In the 1870s, the matchstick industry was still young, trying different experiments. At the time, they relied more on white phosphorus vapor, which had extreme side effects. Most of the people working in the factories suffered from “phossy jaw,” a type of disfiguring disease that destroyed their jaw bones. They constantly demonstrated against the use of phosphorus, and many lost their lives.
5. People Once Ate Matchstick Heads to Commit Suicide
Numerous cases of people eating matchstick heads to commit suicide were reported in the 1800s. They contained phosphorus that, upon ingestion, would cause phosphorus necrosis. Eating just a pack of the matchstick heads was enough to kill an adult.
6. Ivar Kreuger Made an Empire from Selling Matchsticks
Popularly known as the “Match King,” Ivar Kreuger was a Swedish civil engineer, entrepreneur, and financier who made an empire from matchstick sales. He thrived between the two world wars, becoming a monopoly in Central America, Europe, and South America. Kreuger made so much money that he could offer loans to other countries.
7. India Is Among the Highest Matchstick-Producing Countries
India is among the world’s highest matchstick exporters and does not look like slowing down soon. In July 2023, the country reported its matchstick exports surpassed the 6,000-ton mark, a 15% increase from June 2023’s sales. The major beneficiaries of India’s matchsticks include Benin, Nigeria, Ghana, and Haiti.
8. Strike Anywhere Matches Were Very Explosive
The “strike anywhere” matchsticks are easier to light than friction matches. Initially, they were so explosive that people could light them using their thumbnails, but that changed.

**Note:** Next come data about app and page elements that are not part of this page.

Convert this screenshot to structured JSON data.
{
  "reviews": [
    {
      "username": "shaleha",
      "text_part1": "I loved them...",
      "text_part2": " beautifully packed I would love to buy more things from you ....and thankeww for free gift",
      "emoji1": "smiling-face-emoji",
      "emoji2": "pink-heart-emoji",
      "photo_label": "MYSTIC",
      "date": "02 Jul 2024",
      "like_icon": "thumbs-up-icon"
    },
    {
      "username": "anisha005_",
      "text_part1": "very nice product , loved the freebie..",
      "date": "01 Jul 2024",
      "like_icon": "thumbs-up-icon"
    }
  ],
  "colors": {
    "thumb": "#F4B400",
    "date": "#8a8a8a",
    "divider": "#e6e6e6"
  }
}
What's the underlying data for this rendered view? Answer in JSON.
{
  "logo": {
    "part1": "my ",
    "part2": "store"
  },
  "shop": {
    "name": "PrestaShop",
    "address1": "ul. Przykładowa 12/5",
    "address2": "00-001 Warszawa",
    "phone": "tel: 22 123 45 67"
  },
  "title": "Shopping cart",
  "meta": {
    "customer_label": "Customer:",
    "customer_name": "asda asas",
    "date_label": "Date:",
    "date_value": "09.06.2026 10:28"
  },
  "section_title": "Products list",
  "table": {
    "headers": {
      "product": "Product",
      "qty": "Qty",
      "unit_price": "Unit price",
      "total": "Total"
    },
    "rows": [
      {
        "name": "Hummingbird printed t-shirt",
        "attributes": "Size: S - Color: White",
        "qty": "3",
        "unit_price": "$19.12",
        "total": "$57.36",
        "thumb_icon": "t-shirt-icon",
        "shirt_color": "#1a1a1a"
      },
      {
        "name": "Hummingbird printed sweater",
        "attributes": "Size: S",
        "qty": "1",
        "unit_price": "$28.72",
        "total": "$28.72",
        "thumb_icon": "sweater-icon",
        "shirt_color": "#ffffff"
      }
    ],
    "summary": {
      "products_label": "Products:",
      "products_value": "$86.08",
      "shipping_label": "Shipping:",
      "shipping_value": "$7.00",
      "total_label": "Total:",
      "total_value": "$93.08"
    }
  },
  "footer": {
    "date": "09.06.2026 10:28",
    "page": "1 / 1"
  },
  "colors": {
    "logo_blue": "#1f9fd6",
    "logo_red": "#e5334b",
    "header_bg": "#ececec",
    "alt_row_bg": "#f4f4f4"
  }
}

9. Marlboro Was Once Subject to a Failed Marketing Gimmick that Involved Matchsticks
When the “Strike Anywhere” matchsticks were invented, Marlboro, a cigarette-making company, sought to use them to market their products. The company distributed free cigarettes and used the easy-lit matchsticks to light them. Unfortunately, the matches could light upon touching anything; they once struck and burned in the sales rep’s car, killing two and injuring one.

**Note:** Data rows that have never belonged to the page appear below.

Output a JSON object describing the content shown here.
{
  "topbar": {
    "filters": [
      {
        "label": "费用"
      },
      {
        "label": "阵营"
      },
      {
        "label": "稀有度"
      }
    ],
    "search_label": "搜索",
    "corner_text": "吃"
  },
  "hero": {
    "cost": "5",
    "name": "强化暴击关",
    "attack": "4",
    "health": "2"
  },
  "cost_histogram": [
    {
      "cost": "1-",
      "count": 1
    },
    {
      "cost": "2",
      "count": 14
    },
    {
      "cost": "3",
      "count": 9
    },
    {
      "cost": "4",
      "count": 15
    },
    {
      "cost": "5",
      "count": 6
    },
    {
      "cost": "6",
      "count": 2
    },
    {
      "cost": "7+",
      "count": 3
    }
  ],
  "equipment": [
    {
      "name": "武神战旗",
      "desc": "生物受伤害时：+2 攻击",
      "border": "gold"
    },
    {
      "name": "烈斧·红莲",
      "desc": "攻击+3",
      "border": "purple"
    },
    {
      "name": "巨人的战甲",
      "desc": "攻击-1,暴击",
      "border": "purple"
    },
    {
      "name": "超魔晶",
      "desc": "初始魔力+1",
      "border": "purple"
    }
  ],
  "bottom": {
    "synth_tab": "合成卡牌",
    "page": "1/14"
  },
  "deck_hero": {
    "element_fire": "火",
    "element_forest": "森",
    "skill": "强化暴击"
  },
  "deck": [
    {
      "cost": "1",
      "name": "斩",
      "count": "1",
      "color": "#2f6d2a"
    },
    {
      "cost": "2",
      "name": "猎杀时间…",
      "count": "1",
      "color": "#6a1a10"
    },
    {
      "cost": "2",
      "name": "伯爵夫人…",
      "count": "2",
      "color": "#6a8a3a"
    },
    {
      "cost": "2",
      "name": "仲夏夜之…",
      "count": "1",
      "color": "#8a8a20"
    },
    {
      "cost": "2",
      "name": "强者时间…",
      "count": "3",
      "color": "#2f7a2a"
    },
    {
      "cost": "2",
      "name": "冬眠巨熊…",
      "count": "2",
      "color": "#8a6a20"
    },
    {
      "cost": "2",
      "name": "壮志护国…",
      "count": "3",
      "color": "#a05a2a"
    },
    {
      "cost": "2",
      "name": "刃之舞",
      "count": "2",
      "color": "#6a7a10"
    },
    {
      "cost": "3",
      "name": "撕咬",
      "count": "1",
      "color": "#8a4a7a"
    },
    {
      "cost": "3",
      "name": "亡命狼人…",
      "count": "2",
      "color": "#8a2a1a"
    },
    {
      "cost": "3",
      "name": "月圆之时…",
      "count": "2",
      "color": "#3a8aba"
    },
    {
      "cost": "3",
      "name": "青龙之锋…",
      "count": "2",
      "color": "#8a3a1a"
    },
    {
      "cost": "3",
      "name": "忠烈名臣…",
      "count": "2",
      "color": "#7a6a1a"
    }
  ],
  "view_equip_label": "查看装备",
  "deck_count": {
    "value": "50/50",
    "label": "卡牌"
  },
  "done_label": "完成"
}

10. An Australian Businessman Once Created a Matchstick Brand Called “DICKHEADS”
In 1999, An Australian Businessman called d*ck Smith created a matchstick brand called “DICKHEADS” in protest against the foreign ownership of vegemite. It was also a pun on the Readheads brand of matches that was dominating at the time. d*ck Smith’s matchsticks were later discontinued.
11. Andre Ortolf Holds the Record for the Most Matchsticks Extinguished with the Tongue

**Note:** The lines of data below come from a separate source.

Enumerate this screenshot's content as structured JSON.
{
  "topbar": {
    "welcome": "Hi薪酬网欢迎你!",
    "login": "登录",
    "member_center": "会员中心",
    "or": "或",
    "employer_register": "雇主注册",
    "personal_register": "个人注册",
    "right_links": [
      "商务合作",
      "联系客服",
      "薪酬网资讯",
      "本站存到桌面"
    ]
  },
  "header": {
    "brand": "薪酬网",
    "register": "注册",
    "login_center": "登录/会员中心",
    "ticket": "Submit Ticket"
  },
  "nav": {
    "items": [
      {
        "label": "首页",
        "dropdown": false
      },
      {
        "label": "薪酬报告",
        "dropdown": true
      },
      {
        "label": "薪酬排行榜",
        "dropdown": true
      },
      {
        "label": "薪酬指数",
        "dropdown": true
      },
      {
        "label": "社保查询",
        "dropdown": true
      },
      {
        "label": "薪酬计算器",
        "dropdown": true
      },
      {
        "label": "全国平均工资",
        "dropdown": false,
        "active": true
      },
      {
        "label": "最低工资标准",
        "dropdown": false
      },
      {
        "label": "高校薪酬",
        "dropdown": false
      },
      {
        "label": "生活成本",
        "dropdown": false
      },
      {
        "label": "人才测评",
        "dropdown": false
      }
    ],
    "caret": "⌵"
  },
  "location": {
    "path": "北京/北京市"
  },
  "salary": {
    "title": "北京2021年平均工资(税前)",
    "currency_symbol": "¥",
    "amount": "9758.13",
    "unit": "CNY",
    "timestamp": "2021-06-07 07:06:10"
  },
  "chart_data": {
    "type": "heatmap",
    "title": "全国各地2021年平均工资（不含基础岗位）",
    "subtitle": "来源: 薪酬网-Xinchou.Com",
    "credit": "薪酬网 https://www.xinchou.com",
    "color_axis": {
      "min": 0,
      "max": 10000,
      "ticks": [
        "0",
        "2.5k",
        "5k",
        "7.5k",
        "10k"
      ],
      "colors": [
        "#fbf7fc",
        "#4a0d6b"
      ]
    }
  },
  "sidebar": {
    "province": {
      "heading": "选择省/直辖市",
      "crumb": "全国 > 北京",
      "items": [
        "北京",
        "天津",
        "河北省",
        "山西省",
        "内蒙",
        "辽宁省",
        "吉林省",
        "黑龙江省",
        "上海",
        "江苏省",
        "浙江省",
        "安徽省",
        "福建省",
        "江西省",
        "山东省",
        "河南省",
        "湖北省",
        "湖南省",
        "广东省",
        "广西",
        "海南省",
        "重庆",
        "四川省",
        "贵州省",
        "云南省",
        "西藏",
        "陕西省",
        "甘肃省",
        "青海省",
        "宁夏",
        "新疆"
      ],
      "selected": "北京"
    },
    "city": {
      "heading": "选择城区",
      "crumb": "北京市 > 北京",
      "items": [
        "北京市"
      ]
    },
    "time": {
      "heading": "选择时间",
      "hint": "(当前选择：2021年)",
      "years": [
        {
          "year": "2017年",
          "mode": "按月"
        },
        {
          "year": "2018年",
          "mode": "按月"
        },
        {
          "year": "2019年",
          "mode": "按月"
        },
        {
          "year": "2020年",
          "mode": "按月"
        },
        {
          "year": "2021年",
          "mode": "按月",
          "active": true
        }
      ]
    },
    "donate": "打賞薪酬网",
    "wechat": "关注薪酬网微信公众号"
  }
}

On June 2, 2020, Germany’s Andre Ortolf set the record for the most matchsticks extinguished with the tongue in a minute. He extinguished 69 matches and is known to hold many more Guinness World Records titles.
12. Lucifer Matches Had Many Safety Issues
Three years after John Walker’s invention, Sir Isaac Holden, a Scottish inventor, sought to make an improved version known as “Lucifer Matches.” However, these, too, had their shortcomings. Other than an initial violent reaction, their flame was unsteady and produced unpleasant-smelling fumes. They ignited explosively, throwing sparks to considerable distances. Ezekiel Byam manufactured Lucifer matches in the United States.
13. Lucifer Was a Popular Slang for Matchsticks in the 20th Century
Even with the evolution to safer matchsticks from the explosive Lucifer ones, the name stuck throughout the 20th century. It was so popular that a part of the lyrics for the song Pack Up Your Trouble says, “When you’ve a “Lucifer” to light your fag.” Today, matches are still known as “lucifers” in Dutch.
14. John Walker Didn’t Profit from His Matchstick Invention
While it’s undeniable that John Walker was instrumental in the invention of matchsticks, he, against his friends’ pieces of advice, refused to patent his idea. In the end, the subsequent innovators profited from it.